_Dataset excerpts:_
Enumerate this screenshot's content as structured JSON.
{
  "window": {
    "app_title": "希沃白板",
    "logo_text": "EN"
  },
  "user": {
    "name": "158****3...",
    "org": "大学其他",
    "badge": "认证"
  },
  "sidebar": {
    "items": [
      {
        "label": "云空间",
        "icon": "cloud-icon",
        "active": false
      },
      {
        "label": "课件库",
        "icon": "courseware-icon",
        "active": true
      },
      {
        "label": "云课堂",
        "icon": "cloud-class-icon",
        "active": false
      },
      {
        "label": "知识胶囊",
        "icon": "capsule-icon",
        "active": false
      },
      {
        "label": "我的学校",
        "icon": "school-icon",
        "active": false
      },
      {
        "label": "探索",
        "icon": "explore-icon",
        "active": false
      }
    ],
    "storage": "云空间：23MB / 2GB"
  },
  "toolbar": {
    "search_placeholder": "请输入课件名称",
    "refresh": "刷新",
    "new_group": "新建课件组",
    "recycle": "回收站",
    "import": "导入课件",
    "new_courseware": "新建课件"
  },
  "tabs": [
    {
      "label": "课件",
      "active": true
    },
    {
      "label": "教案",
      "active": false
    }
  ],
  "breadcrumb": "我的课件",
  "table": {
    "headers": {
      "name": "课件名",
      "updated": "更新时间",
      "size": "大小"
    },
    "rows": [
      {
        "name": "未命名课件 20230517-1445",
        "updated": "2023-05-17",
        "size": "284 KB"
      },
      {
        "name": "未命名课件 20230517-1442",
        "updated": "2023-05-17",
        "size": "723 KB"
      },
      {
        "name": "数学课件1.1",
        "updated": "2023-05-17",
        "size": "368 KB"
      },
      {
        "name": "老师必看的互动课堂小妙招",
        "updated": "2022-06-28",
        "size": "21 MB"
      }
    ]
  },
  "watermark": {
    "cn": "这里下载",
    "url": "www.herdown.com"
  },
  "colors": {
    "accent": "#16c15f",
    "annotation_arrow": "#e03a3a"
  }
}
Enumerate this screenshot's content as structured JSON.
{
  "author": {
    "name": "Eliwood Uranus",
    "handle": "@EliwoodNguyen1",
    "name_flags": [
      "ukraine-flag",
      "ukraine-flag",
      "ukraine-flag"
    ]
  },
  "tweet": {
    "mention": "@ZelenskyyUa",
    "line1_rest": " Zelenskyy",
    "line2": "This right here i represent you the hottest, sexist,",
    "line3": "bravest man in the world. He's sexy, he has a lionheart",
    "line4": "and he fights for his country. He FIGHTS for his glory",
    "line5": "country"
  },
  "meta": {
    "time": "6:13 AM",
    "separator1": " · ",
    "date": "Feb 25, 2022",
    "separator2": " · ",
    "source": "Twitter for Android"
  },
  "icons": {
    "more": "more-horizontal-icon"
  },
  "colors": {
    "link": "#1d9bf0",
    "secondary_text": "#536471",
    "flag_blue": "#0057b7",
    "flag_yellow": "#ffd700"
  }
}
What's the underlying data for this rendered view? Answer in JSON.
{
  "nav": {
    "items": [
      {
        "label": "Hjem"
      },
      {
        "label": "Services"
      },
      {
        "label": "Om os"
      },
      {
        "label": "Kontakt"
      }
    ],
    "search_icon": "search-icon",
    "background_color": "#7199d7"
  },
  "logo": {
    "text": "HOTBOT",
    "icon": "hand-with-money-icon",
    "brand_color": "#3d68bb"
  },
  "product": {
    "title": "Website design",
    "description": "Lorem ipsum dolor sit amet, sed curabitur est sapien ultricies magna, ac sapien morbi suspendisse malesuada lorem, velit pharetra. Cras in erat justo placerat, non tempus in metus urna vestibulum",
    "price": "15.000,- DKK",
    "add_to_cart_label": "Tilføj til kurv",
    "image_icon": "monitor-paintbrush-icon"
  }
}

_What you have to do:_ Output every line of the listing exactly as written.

_Solution below:_
Enumerate this screenshot's content as structured JSON.
{
  "window": {
    "app_title": "希沃白板",
    "logo_text": "EN"
  },
  "user": {
    "name": "158****3...",
    "org": "大学其他",
    "badge": "认证"
  },
  "sidebar": {
    "items": [
      {
        "label": "云空间",
        "icon": "cloud-icon",
        "active": false
      },
      {
        "label": "课件库",
        "icon": "courseware-icon",
        "active": true
      },
      {
        "label": "云课堂",
        "icon": "cloud-class-icon",
        "active": false
      },
      {
        "label": "知识胶囊",
        "icon": "capsule-icon",
        "active": false
      },
      {
        "label": "我的学校",
        "icon": "school-icon",
        "active": false
      },
      {
        "label": "探索",
        "icon": "explore-icon",
        "active": false
      }
    ],
    "storage": "云空间：23MB / 2GB"
  },
  "toolbar": {
    "search_placeholder": "请输入课件名称",
    "refresh": "刷新",
    "new_group": "新建课件组",
    "recycle": "回收站",
    "import": "导入课件",
    "new_courseware": "新建课件"
  },
  "tabs": [
    {
      "label": "课件",
      "active": true
    },
    {
      "label": "教案",
      "active": false
    }
  ],
  "breadcrumb": "我的课件",
  "table": {
    "headers": {
      "name": "课件名",
      "updated": "更新时间",
      "size": "大小"
    },
    "rows": [
      {
        "name": "未命名课件 20230517-1445",
        "updated": "2023-05-17",
        "size": "284 KB"
      },
      {
        "name": "未命名课件 20230517-1442",
        "updated": "2023-05-17",
        "size": "723 KB"
      },
      {
        "name": "数学课件1.1",
        "updated": "2023-05-17",
        "size": "368 KB"
      },
      {
        "name": "老师必看的互动课堂小妙招",
        "updated": "2022-06-28",
        "size": "21 MB"
      }
    ]
  },
  "watermark": {
    "cn": "这里下载",
    "url": "www.herdown.com"
  },
  "colors": {
    "accent": "#16c15f",
    "annotation_arrow": "#e03a3a"
  }
}
Enumerate this screenshot's content as structured JSON.
{
  "author": {
    "name": "Eliwood Uranus",
    "handle": "@EliwoodNguyen1",
    "name_flags": [
      "ukraine-flag",
      "ukraine-flag",
      "ukraine-flag"
    ]
  },
  "tweet": {
    "mention": "@ZelenskyyUa",
    "line1_rest": " Zelenskyy",
    "line2": "This right here i represent you the hottest, sexist,",
    "line3": "bravest man in the world. He's sexy, he has a lionheart",
    "line4": "and he fights for his country. He FIGHTS for his glory",
    "line5": "country"
  },
  "meta": {
    "time": "6:13 AM",
    "separator1": " · ",
    "date": "Feb 25, 2022",
    "separator2": " · ",
    "source": "Twitter for Android"
  },
  "icons": {
    "more": "more-horizontal-icon"
  },
  "colors": {
    "link": "#1d9bf0",
    "secondary_text": "#536471",
    "flag_blue": "#0057b7",
    "flag_yellow": "#ffd700"
  }
}
What's the underlying data for this rendered view? Answer in JSON.
{
  "nav": {
    "items": [
      {
        "label": "Hjem"
      },
      {
        "label": "Services"
      },
      {
        "label": "Om os"
      },
      {
        "label": "Kontakt"
      }
    ],
    "search_icon": "search-icon",
    "background_color": "#7199d7"
  },
  "logo": {
    "text": "HOTBOT",
    "icon": "hand-with-money-icon",
    "brand_color": "#3d68bb"
  },
  "product": {
    "title": "Website design",
    "description": "Lorem ipsum dolor sit amet, sed curabitur est sapien ultricies magna, ac sapien morbi suspendisse malesuada lorem, velit pharetra. Cras in erat justo placerat, non tempus in metus urna vestibulum",
    "price": "15.000,- DKK",
    "add_to_cart_label": "Tilføj til kurv",
    "image_icon": "monitor-paintbrush-icon"
  }
}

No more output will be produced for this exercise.